Media Competition, Newspaper Content, Size of the newsroom, Hard News, Soft News, Political Participation, Media Capture, Governance
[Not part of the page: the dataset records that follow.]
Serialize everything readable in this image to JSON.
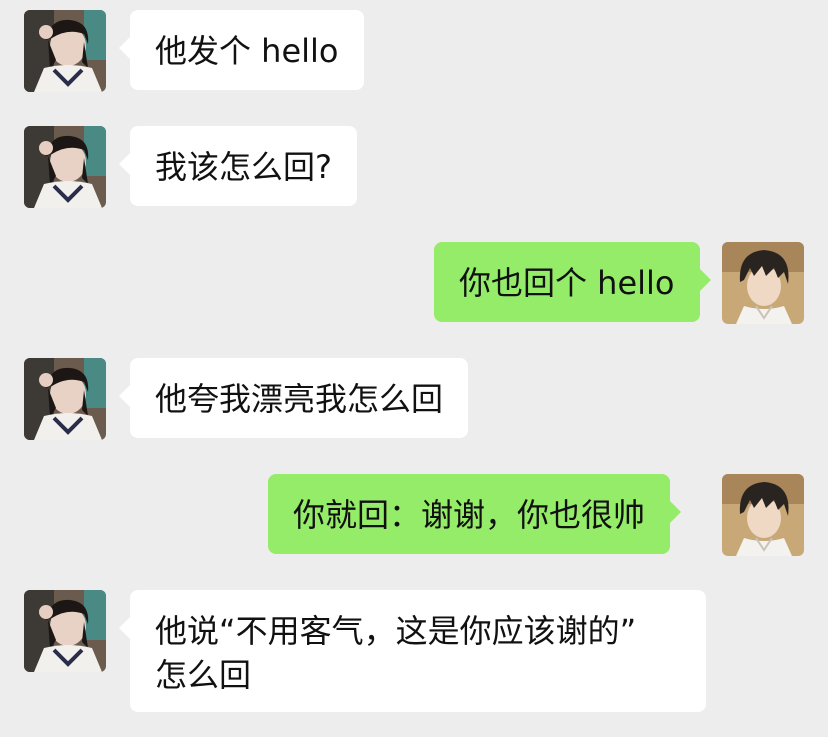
{
  "messages": [
    {
      "side": "left",
      "avatar": "girl-avatar",
      "lines": [
        "他发个 hello"
      ]
    },
    {
      "side": "left",
      "avatar": "girl-avatar",
      "lines": [
        "我该怎么回?"
      ]
    },
    {
      "side": "right",
      "avatar": "boy-avatar",
      "lines": [
        "你也回个 hello"
      ]
    },
    {
      "side": "left",
      "avatar": "girl-avatar",
      "lines": [
        "他夸我漂亮我怎么回"
      ]
    },
    {
      "side": "right",
      "avatar": "boy-avatar",
      "lines": [
        "你就回：谢谢，你也很帅"
      ]
    },
    {
      "side": "left",
      "avatar": "girl-avatar",
      "lines": [
        "他说“不用客气，这是你应该谢的”",
        "怎么回"
      ]
    }
  ],
  "colors": {
    "background": "#ededed",
    "incoming_bubble": "#ffffff",
    "outgoing_bubble": "#95ec69",
    "text": "#111111"
  }
}
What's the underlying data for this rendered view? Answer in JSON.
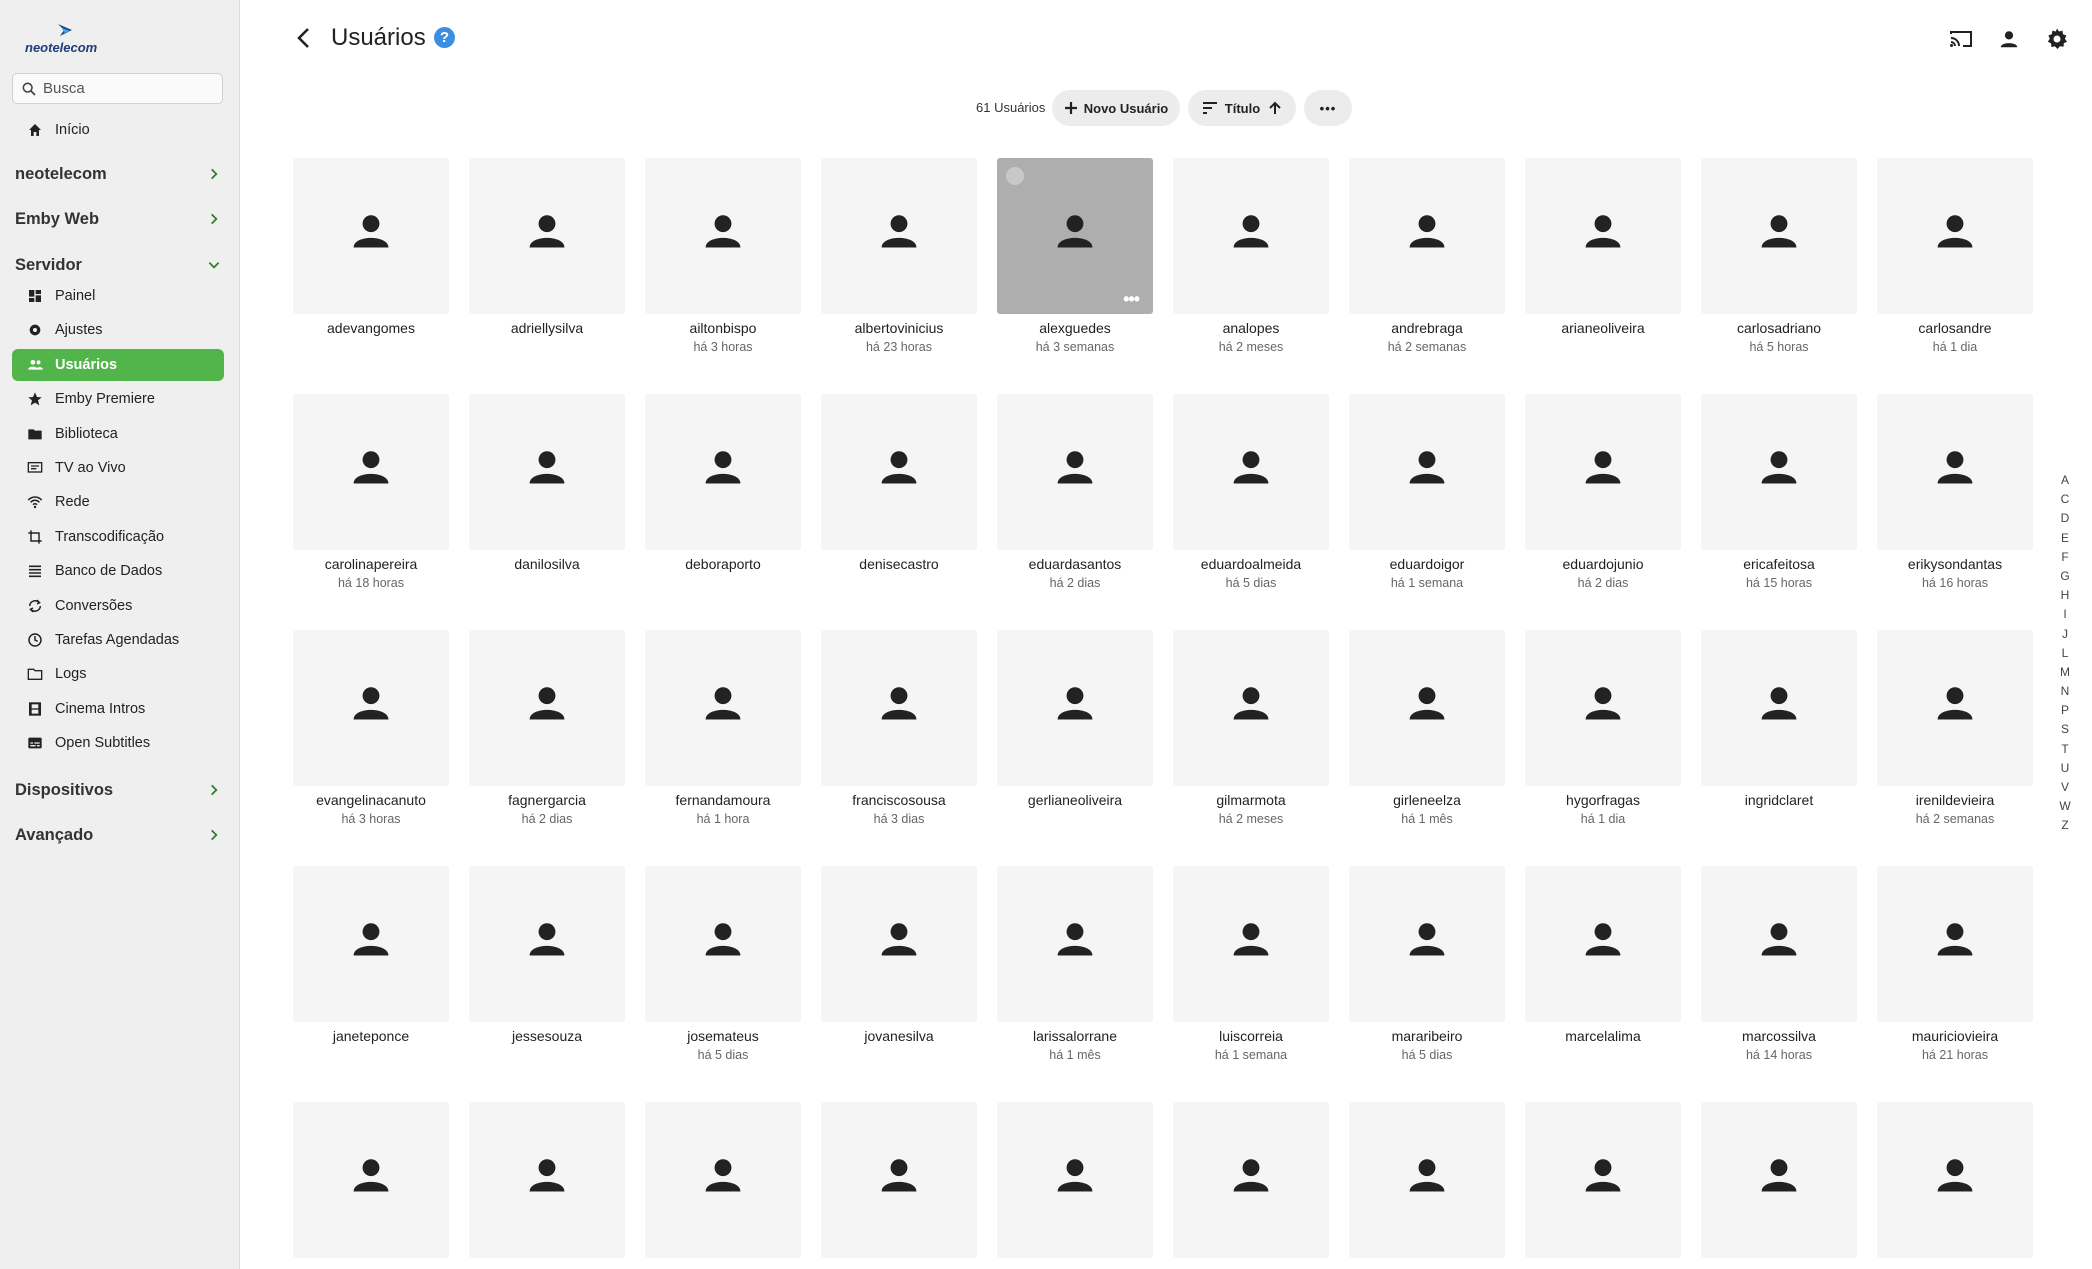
{
  "sidebar": {
    "logo_text": "neotelecom",
    "search_placeholder": "Busca",
    "home_label": "Início",
    "sections": {
      "neotelecom": "neotelecom",
      "emby_web": "Emby Web",
      "servidor": "Servidor",
      "dispositivos": "Dispositivos",
      "avancado": "Avançado"
    },
    "items": [
      {
        "label": "Painel",
        "icon": "dashboard-icon"
      },
      {
        "label": "Ajustes",
        "icon": "gear-icon"
      },
      {
        "label": "Usuários",
        "icon": "people-icon",
        "active": true
      },
      {
        "label": "Emby Premiere",
        "icon": "star-icon"
      },
      {
        "label": "Biblioteca",
        "icon": "folder-icon"
      },
      {
        "label": "TV ao Vivo",
        "icon": "tv-guide-icon"
      },
      {
        "label": "Rede",
        "icon": "wifi-icon"
      },
      {
        "label": "Transcodificação",
        "icon": "crop-icon"
      },
      {
        "label": "Banco de Dados",
        "icon": "list-icon"
      },
      {
        "label": "Conversões",
        "icon": "sync-icon"
      },
      {
        "label": "Tarefas Agendadas",
        "icon": "clock-icon"
      },
      {
        "label": "Logs",
        "icon": "folder-outline-icon"
      },
      {
        "label": "Cinema Intros",
        "icon": "film-icon"
      },
      {
        "label": "Open Subtitles",
        "icon": "subtitles-icon"
      }
    ]
  },
  "header": {
    "title": "Usuários",
    "help": "?"
  },
  "toolbar": {
    "count": "61 Usuários",
    "new_user": "Novo Usuário",
    "sort": "Título",
    "more": "•••"
  },
  "users": [
    {
      "name": "adevangomes",
      "sub": ""
    },
    {
      "name": "adriellysilva",
      "sub": ""
    },
    {
      "name": "ailtonbispo",
      "sub": "há 3 horas"
    },
    {
      "name": "albertovinicius",
      "sub": "há 23 horas"
    },
    {
      "name": "alexguedes",
      "sub": "há 3 semanas",
      "hover": true
    },
    {
      "name": "analopes",
      "sub": "há 2 meses"
    },
    {
      "name": "andrebraga",
      "sub": "há 2 semanas"
    },
    {
      "name": "arianeoliveira",
      "sub": ""
    },
    {
      "name": "carlosadriano",
      "sub": "há 5 horas"
    },
    {
      "name": "carlosandre",
      "sub": "há 1 dia"
    },
    {
      "name": "carolinapereira",
      "sub": "há 18 horas"
    },
    {
      "name": "danilosilva",
      "sub": ""
    },
    {
      "name": "deboraporto",
      "sub": ""
    },
    {
      "name": "denisecastro",
      "sub": ""
    },
    {
      "name": "eduardasantos",
      "sub": "há 2 dias"
    },
    {
      "name": "eduardoalmeida",
      "sub": "há 5 dias"
    },
    {
      "name": "eduardoigor",
      "sub": "há 1 semana"
    },
    {
      "name": "eduardojunio",
      "sub": "há 2 dias"
    },
    {
      "name": "ericafeitosa",
      "sub": "há 15 horas"
    },
    {
      "name": "erikysondantas",
      "sub": "há 16 horas"
    },
    {
      "name": "evangelinacanuto",
      "sub": "há 3 horas"
    },
    {
      "name": "fagnergarcia",
      "sub": "há 2 dias"
    },
    {
      "name": "fernandamoura",
      "sub": "há 1 hora"
    },
    {
      "name": "franciscosousa",
      "sub": "há 3 dias"
    },
    {
      "name": "gerlianeoliveira",
      "sub": ""
    },
    {
      "name": "gilmarmota",
      "sub": "há 2 meses"
    },
    {
      "name": "girleneelza",
      "sub": "há 1 mês"
    },
    {
      "name": "hygorfragas",
      "sub": "há 1 dia"
    },
    {
      "name": "ingridclaret",
      "sub": ""
    },
    {
      "name": "irenildevieira",
      "sub": "há 2 semanas"
    },
    {
      "name": "janeteponce",
      "sub": ""
    },
    {
      "name": "jessesouza",
      "sub": ""
    },
    {
      "name": "josemateus",
      "sub": "há 5 dias"
    },
    {
      "name": "jovanesilva",
      "sub": ""
    },
    {
      "name": "larissalorrane",
      "sub": "há 1 mês"
    },
    {
      "name": "luiscorreia",
      "sub": "há 1 semana"
    },
    {
      "name": "mararibeiro",
      "sub": "há 5 dias"
    },
    {
      "name": "marcelalima",
      "sub": ""
    },
    {
      "name": "marcossilva",
      "sub": "há 14 horas"
    },
    {
      "name": "mauriciovieira",
      "sub": "há 21 horas"
    },
    {
      "name": "",
      "sub": ""
    },
    {
      "name": "",
      "sub": ""
    },
    {
      "name": "",
      "sub": ""
    },
    {
      "name": "",
      "sub": ""
    },
    {
      "name": "",
      "sub": ""
    },
    {
      "name": "",
      "sub": ""
    },
    {
      "name": "",
      "sub": ""
    },
    {
      "name": "",
      "sub": ""
    },
    {
      "name": "",
      "sub": ""
    },
    {
      "name": "",
      "sub": ""
    }
  ],
  "alphabet": [
    "A",
    "C",
    "D",
    "E",
    "F",
    "G",
    "H",
    "I",
    "J",
    "L",
    "M",
    "N",
    "P",
    "S",
    "T",
    "U",
    "V",
    "W",
    "Z"
  ],
  "colors": {
    "accent": "#52b54b",
    "help": "#3a8fe0",
    "tile": "#f5f5f5"
  }
}
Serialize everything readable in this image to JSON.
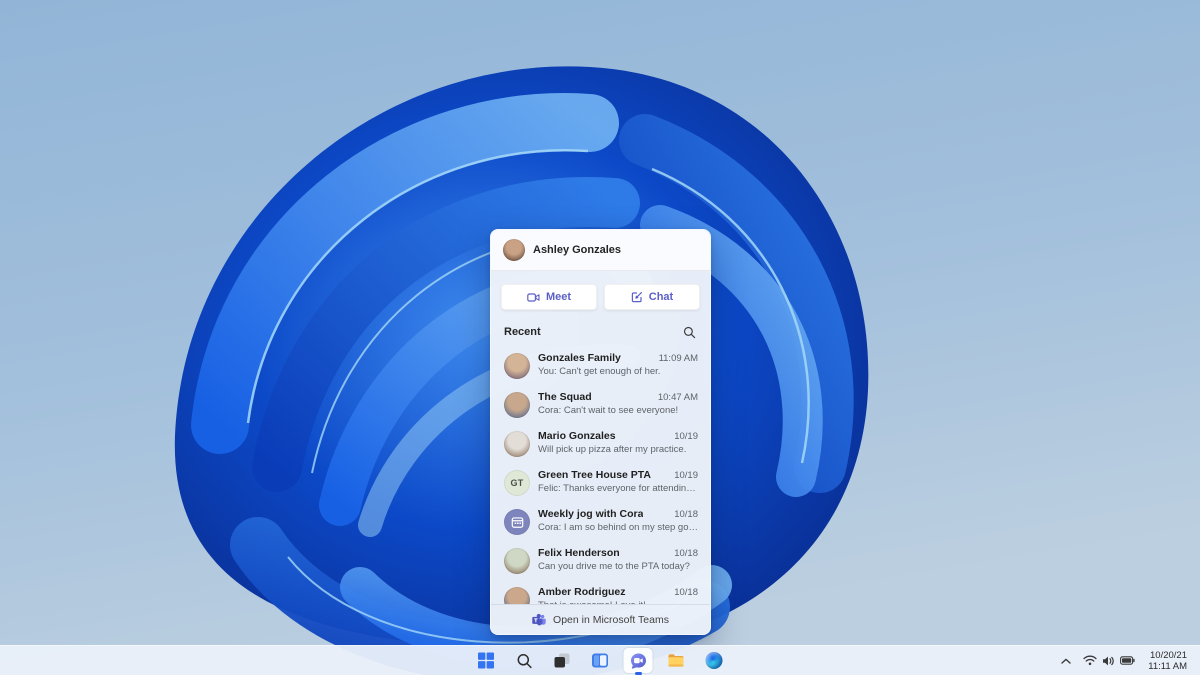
{
  "wallpaper": {
    "name": "windows-11-bloom",
    "sky_color": "#9bbbdb",
    "bloom_blue": "#0b49c8",
    "bloom_highlight": "#a5d8f8"
  },
  "chat_panel": {
    "header": {
      "name": "Ashley Gonzales",
      "avatar": {
        "type": "photo",
        "colors": [
          "#c9a184",
          "#4a3328"
        ]
      }
    },
    "accent_color": "#5b5fc7",
    "actions": [
      {
        "label": "Meet",
        "icon": "video-camera-icon"
      },
      {
        "label": "Chat",
        "icon": "compose-icon"
      }
    ],
    "recent_label": "Recent",
    "search_icon": "search-icon",
    "conversations": [
      {
        "name": "Gonzales Family",
        "preview": "You: Can't get enough of her.",
        "time": "11:09 AM",
        "avatar": {
          "type": "photo",
          "colors": [
            "#d3b497",
            "#5a4a6b"
          ]
        }
      },
      {
        "name": "The Squad",
        "preview": "Cora: Can't wait to see everyone!",
        "time": "10:47 AM",
        "avatar": {
          "type": "photo",
          "colors": [
            "#c7a88d",
            "#3f5a8f"
          ]
        }
      },
      {
        "name": "Mario Gonzales",
        "preview": "Will pick up pizza after my practice.",
        "time": "10/19",
        "avatar": {
          "type": "photo",
          "colors": [
            "#e2ddd6",
            "#7d5f48"
          ]
        }
      },
      {
        "name": "Green Tree House PTA",
        "preview": "Felic: Thanks everyone for attending today.",
        "time": "10/19",
        "avatar": {
          "type": "initials",
          "text": "GT",
          "bg": "#dfe7d7",
          "fg": "#49524a"
        }
      },
      {
        "name": "Weekly jog with Cora",
        "preview": "Cora: I am so behind on my step goals.",
        "time": "10/18",
        "avatar": {
          "type": "icon",
          "icon": "calendar-icon",
          "bg": "#7e85bd"
        }
      },
      {
        "name": "Felix Henderson",
        "preview": "Can you drive me to the PTA today?",
        "time": "10/18",
        "avatar": {
          "type": "photo",
          "colors": [
            "#cfd8c4",
            "#7a5c46"
          ]
        }
      },
      {
        "name": "Amber Rodriguez",
        "preview": "That is awesome! Love it!",
        "time": "10/18",
        "avatar": {
          "type": "photo",
          "colors": [
            "#cba88b",
            "#2f4f8f"
          ]
        }
      }
    ],
    "footer": {
      "label": "Open in Microsoft Teams",
      "icon": "microsoft-teams-icon",
      "icon_color": "#5b5fc7"
    }
  },
  "taskbar": {
    "buttons": [
      {
        "id": "start",
        "icon": "windows-logo-icon"
      },
      {
        "id": "search",
        "icon": "search-icon"
      },
      {
        "id": "task-view",
        "icon": "task-view-icon"
      },
      {
        "id": "widgets",
        "icon": "widgets-icon"
      },
      {
        "id": "chat",
        "icon": "teams-chat-icon",
        "active": true
      },
      {
        "id": "file-explorer",
        "icon": "folder-icon"
      },
      {
        "id": "edge",
        "icon": "edge-browser-icon"
      }
    ],
    "tray": {
      "icons": [
        "chevron-up-icon",
        "wifi-icon",
        "volume-icon",
        "battery-icon"
      ],
      "date": "10/20/21",
      "time": "11:11 AM"
    }
  }
}
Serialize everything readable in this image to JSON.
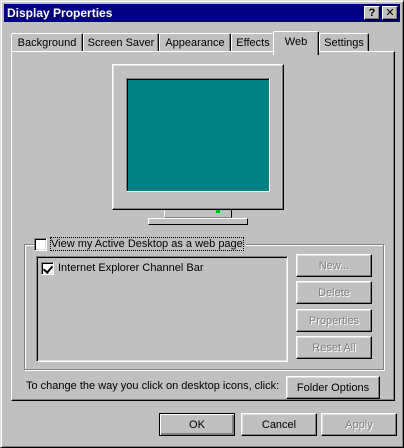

This paper investigates the impact of increased media competition on the quantity and quality of news provided and, ultimately, on political participation. I build a new county-level panel dataset of local newspaper presence, newspapers' number of journalists, costs and revenues and political turnout in France, from 1944 to 2014. I estimate the effect of newspaper entry by comparing counties that experience entry to similar counties in the same years that do not. Both sets of counties exhibit similar trends prior to entry, but those with entry experience substantial declines in the average number of journalists. An increased number of newspapers is also associated with fewer articles and less hard news provision. Newspaper entry, and the associated decline in information provision, is ultimately found to decrease voter turnout at local elections. Exploiting the long time span covered by my data, I discuss a number of mechanisms that may drive these empirical findings. First, I examine the relationship between increased competition and media capture in the aftermath of WW2, when newspapers were biased and the advertising market was underdeveloped. I then show that in the recent period the effects are stronger in counties with more homogeneous populations, as predicted by a vertical product differentiation framework, whereas there is little impact in counties with more heterogeneous populations.